Although he was confident of his core finance abilities, Bevis says he was initially concerned about the market-facing aspects of stepping up to become a CFO. But once he became comfortable with Xaar’s financials- that required getting to grips with accounting of the firm’s complicated manufacturing process everything fell into place.
“If you know the story and you know the kind of questions that people are going to be interested in, and you have answers ready, you can you can be very confident in yourself,” he says.
Xaar’s offer, replacing analogue technology in areas such as screen printing or roller printing, saw a spike in revenues and profits, but once some of those markets had been successfully transitioned then sales levels fell away. At the time the firm was seeking new sectors to transform, Bevis had been approached to join Frontier which offered a very different proposition. “I wanted to come to a business to consumer model where making a successful product meant we could see the benefits straight away,” he says
Rather like Xaar, Frontier was looking for a CFO to implement the systems and people to support strong growth potential, says Bevis. Given the trajectory of growth since 2017 when Bevis joined, things have worked out well.
One of the core aspects of any CFO role is updating the market on future prospects. In the video game world, evidence of a strong pipeline of new products is constantly sought by analysts and shareholders as the sector has matured.
For Bevis, whose mantra when communicating is “keep it simple and consistent”, a series of major launches is what he is constantly keeping external parties updated on.
A strong roster for the next few years is a big reason for upward share price trajectory, despite a fall in operating profit for 2020 of £16.6m from the previous year’s figure of £19.4m on revenue that fell from £89.7m to £76.1m over the same period. At the time of results this decrease, which was expected, was attributed to timing of game releases, with the blockbuster Jurassic World Evolution having made the previous year a tough comparator.

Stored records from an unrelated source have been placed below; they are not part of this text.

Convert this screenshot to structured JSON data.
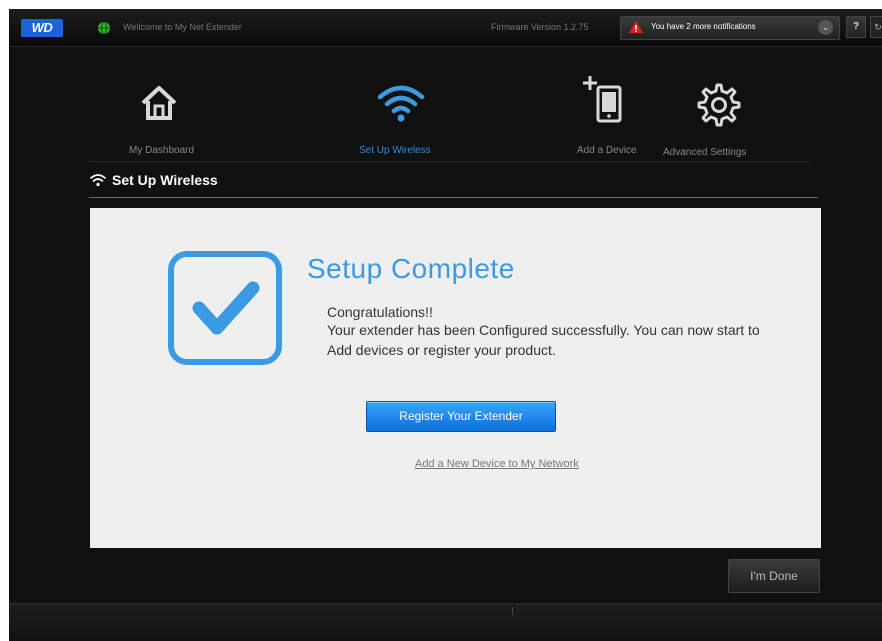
{
  "header": {
    "logo": "WD",
    "welcome": "Wellcome to My Net Extender",
    "firmware": "Firmware Version 1.2.75",
    "notification": "You have 2 more notifications",
    "help_label": "?",
    "icons": {
      "globe": "globe-icon",
      "warning": "warning-icon",
      "chevron": "chevron-down-icon",
      "power": "power-icon"
    }
  },
  "nav": {
    "items": [
      {
        "label": "My Dashboard",
        "icon": "home-icon",
        "active": false
      },
      {
        "label": "Set Up Wireless",
        "icon": "wifi-icon",
        "active": true
      },
      {
        "label": "Add a Device",
        "icon": "add-device-icon",
        "active": false
      },
      {
        "label": "Advanced Settings",
        "icon": "gear-icon",
        "active": false
      }
    ]
  },
  "section": {
    "title": "Set Up Wireless",
    "icon": "wifi-icon"
  },
  "card": {
    "title": "Setup Complete",
    "line1": "Congratulations!!",
    "body": "Your extender has been Configured successfully.  You can now start to Add devices or register your product.",
    "register_button": "Register Your  Extender",
    "add_link": "Add a New Device to My Network",
    "icon": "checkmark-icon"
  },
  "footer": {
    "done_button": "I'm Done"
  },
  "colors": {
    "accent": "#3a9be3",
    "button_blue": "#1a80e8",
    "background": "#101010",
    "card": "#efefef",
    "warning": "#e02020"
  }
}
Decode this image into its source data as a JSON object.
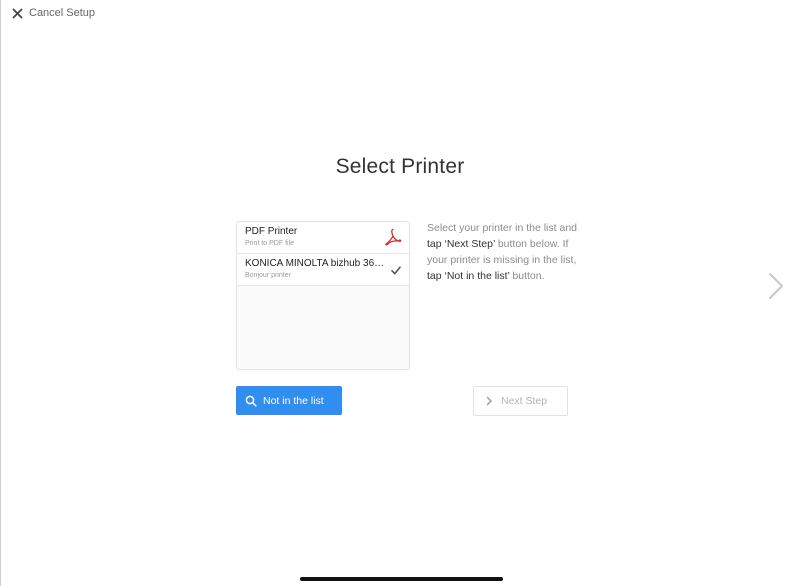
{
  "header": {
    "cancel_label": "Cancel Setup"
  },
  "title": "Select Printer",
  "printers": [
    {
      "name": "PDF Printer",
      "subtitle": "Print to PDF file",
      "icon": "pdf-icon"
    },
    {
      "name": "KONICA MINOLTA bizhub 363(…",
      "subtitle": "Bonjour printer",
      "icon": "checkmark-icon",
      "selected": true
    }
  ],
  "instructions": {
    "part1": "Select your printer in the list and ",
    "part2": "tap ‘Next Step’",
    "part3": " button below. If your printer is missing in the list, ",
    "part4": "tap ‘Not in the list’",
    "part5": " button."
  },
  "buttons": {
    "not_in_list": "Not in the list",
    "next_step": "Next Step"
  },
  "colors": {
    "accent": "#2f8ef0",
    "pdf_red": "#d22b2b",
    "disabled_text": "#b4b4b4"
  }
}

Amongst the new releases are a major expansion for Elite Dangerous, a series of Formula One games and a deal with Games Workshop to release a game based on its Warhammer IP. In addition, there’s new formats planned for Jurassic World Evolution and Planet Coaster as well as ambitious plans for the Frontier Foundry party publishing model. “They develop the game and then we publish the game and we share its financial success.” says Bevis.
“We’re always keen to engage with financial analysts to make sure that they’re not getting too excited and putting in numbers that are too big. But with our strong future pipeline of games it is quite hard to not get excited,” he enthuses.
Key to continued success is harnessing the creative strengths of the 580 staff that normally work out of one building in the Cambridge Science Park, but have been working from home, to deliver the best quality product in a highly competitive market.
In such a creative sector there are challenges around so many staff working from home, including 100 starters since the start of lockdown who have yet to set foot in the office. “We’re putting a lot a lot of effort into making sure people are connected, with physical collaboration meetings as well as plenty of video meetings of course,” says Bevis.
When it comes to future demand, he believes any trends toward players becoming more price conscious as the economy is impacted will be countered by the effects of lockdowns over the winter. “People will continue to turn to video games – it’s such a great form of really engaging entertainment which is relatively cheap,” he adds.